For me that truth presented itself as a lesson in equality. It came from the heart of my nine year-old brother, when I was six.

We grew up in New Orleans in the early sixties. Our Father was a confirmed racist. So was every adult we knew. Our Father used to say, “It is a scientific fact that the black man is inferior to the white man.” I believed him. He was my Dad.

At the time, the word which today we call the “N” word, was used as frequently and interchangeably as the word “like” is today. I used that word to describe anyone with dark skin. I also used that word to describe my brothers when they were annoying. It was an all-purpose insult for me. But there was particular venom attached to it to describe a black person. It was racism, wrapping its malicious tendrils around my six year-old soul.

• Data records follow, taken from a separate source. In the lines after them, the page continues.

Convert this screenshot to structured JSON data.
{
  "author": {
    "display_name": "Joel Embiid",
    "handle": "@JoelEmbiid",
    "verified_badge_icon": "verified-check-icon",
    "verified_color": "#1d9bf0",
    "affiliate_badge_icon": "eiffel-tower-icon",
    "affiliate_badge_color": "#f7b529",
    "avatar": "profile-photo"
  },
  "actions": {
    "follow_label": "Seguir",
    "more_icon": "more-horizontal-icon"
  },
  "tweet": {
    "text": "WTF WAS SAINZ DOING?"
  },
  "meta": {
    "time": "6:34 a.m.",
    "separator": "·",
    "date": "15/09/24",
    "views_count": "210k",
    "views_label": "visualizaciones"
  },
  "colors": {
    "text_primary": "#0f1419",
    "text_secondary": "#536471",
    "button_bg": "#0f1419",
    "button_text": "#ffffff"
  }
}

My brother Bruce, older by three years, was a golden boy. You know them. Everything is easy for them; academics, athletics, social graces. Adults and children alike are drawn to these golden ones. Bruce was also gifted with uncommon kindness, generosity, and thoughtfulness. Benevolent and talented he was. He grew up in the same environment as I did; yet his thinking reflected wisdom carried in with him from before the womb. How else to explain it?

I was in the third grade when one day in a conversation with Bruce, I spit out insults and poison towards those I called “niggers”. He looked at me; spoke to me in a voice calm and sound- “They’re no different than us. If you cut them, they bleed, their hearts beat just like yours.” I recall looking at his green eyes and knowing this was Truth. Truth given from the heart and mouth of a babe- a nine year-old raised in a nest of race-hatred. There was a fundamental shift in me that day.

These opportunities can occur at any time in our lives. That’s why it bothers me so much that in our current social and political climate, a person can be haunted, hunted, victimized for something they said or did five, ten, maybe twenty years ago. Aren’t we all capable of this ability take on a truth, carry that truth, reflect that truth in changes in our lives? I’m not defending anyone in particular. I just believe in the fundamental goodness of people who when presented with an absolute truth, can experience a shift in personal pedagogy that results in a life better lived.